But a stepmum has to know her place, says Charlie: “I’m very respectful of the fact that Isabel has a mum and I’m only her stepmum– and she comes to us so she can see her dad. Often I go out to give them daddy-and-daughter time. I think that’s really important.”
But, she adds, it must be even harder to be a stepchild. “You have to share your parent with someone else and share your life with that other person,” she says. “There are different sets of rules the child has to adjust to.
“I can understand why challenging behaviour and jealousy happen, though I’ve been so lucky; I’ve had a happy, well-adjusted little girl in my life for the last four years and I love her to bits.”
‘I’d fight for the children with dying breath’
Sarah Jameson can’t have children, but she knows maternal love.
She cares for her two step-children so deeply, she would lay down her life for them.
“I didn’t understand how people could say that. But now I do. I’d protect and fight for my husband Mark’s children with my dying breath,” she says. Sarah, 34, met them as awkward teenagers. Ben was 15, Charlotte 18.
“It was difficult. They were trying to work out who they were and what life was all about and in I walked. I felt like the other woman, particularly with Charlotte because she was older, and because of the dad-daughter thing,” Sarah reflects.
“Early on, Ben and I managed to bond over games of dominoes, of all things. Mark had ended up in a loser’s strop, which Ben and I had found really funny. He came on holiday with us a few months later and we got on well from that point on.
At just 27 and with no previous experience, Sarah was thrust into the role of full-time step-parent when Ben moved in a few months later. A year on, Charlotte moved in, too. Mark and Sarah made a small flat for her in their Broomhall home. Then the task of helping two teenagers cope got even harder; the children’s mother, who had been seriously ill for some time, died.

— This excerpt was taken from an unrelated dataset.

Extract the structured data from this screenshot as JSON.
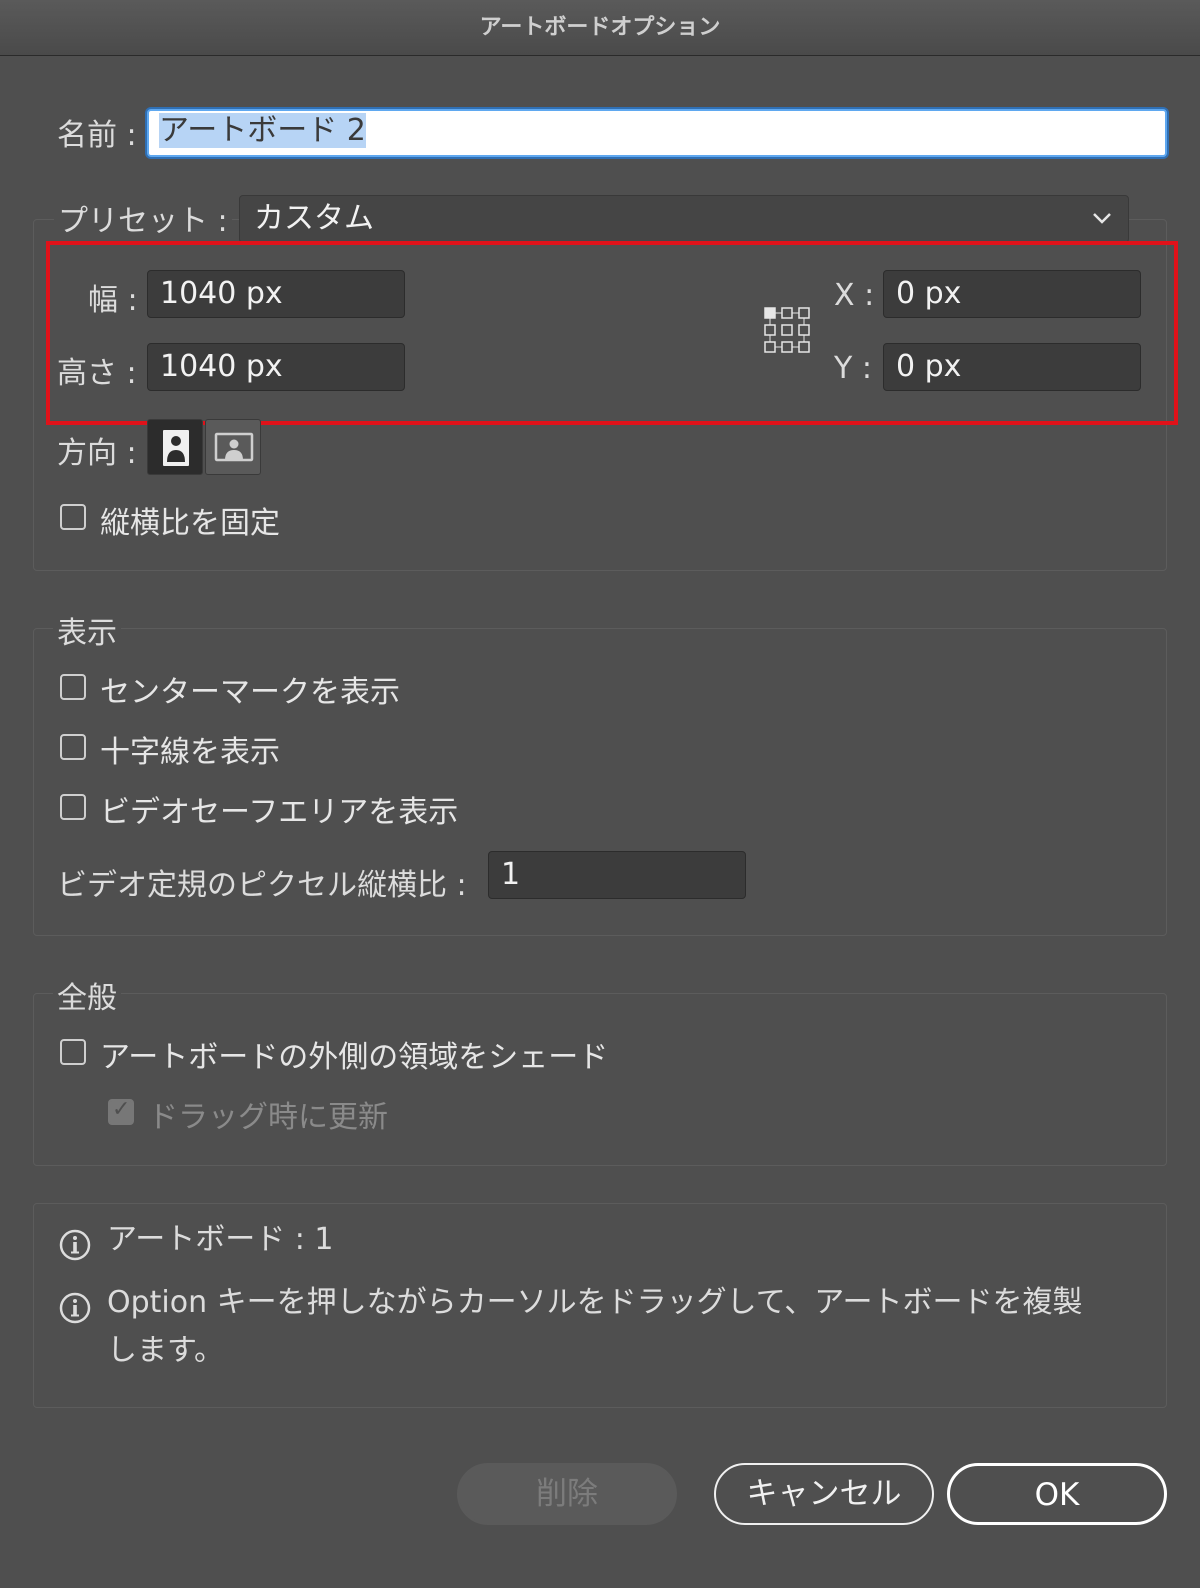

“They were devastated. In many ways I knew how they felt.
“My dad died of Alzheimer’s when I was 20. In reality I’d lost him a lot earlier; he was diagnosed when I was 14 and from very early on he didn’t know me.”
The dilemma for Sarah was how to care for them without appearing to be taking over their mother’s position. She tried to be like the step-parent who had changed her life when she was 21; her mother’s second husband, John, “one of the loveliest men I’ve ever met,” says Sarah, who owns Jameson’s Cafe and Tea Rooms in the Sheffield Antiques Centre. She has been advised not to have children of her own. She was diagnosed with a cyst on her pituitary gland at 20 and now has hypertension in the brain, which causes headaches daily.
Polycystic ovary syndrome also means she would be highly unlikely to conceive. “But I’ve been blessed with Ben and Charlotte,” she says.
I think I have a better understanding of life because of them. The love I feel for them quite overwhelms me at times. It’s also brought another emotion I never thought I’d feel so strongly; worry,” she laughs. “I feel it for Ben especially, because he still lives with us. My heart is in my mouth when he goes out in his car.”
There is another worry– she would love a closer relationship with Charlotte but admits: “I don’t know how to go about it. I want to put my arms around her but I don’t know how she would react. I know she misses her mum terribly.”
Sarah understands there will be no acknowledgement of her on Mother’s Day, not even a card. “It’s a really difficult day for Charlotte and Ben,” she explains. “Their mum will be in their thoughts and their grief is still so raw.”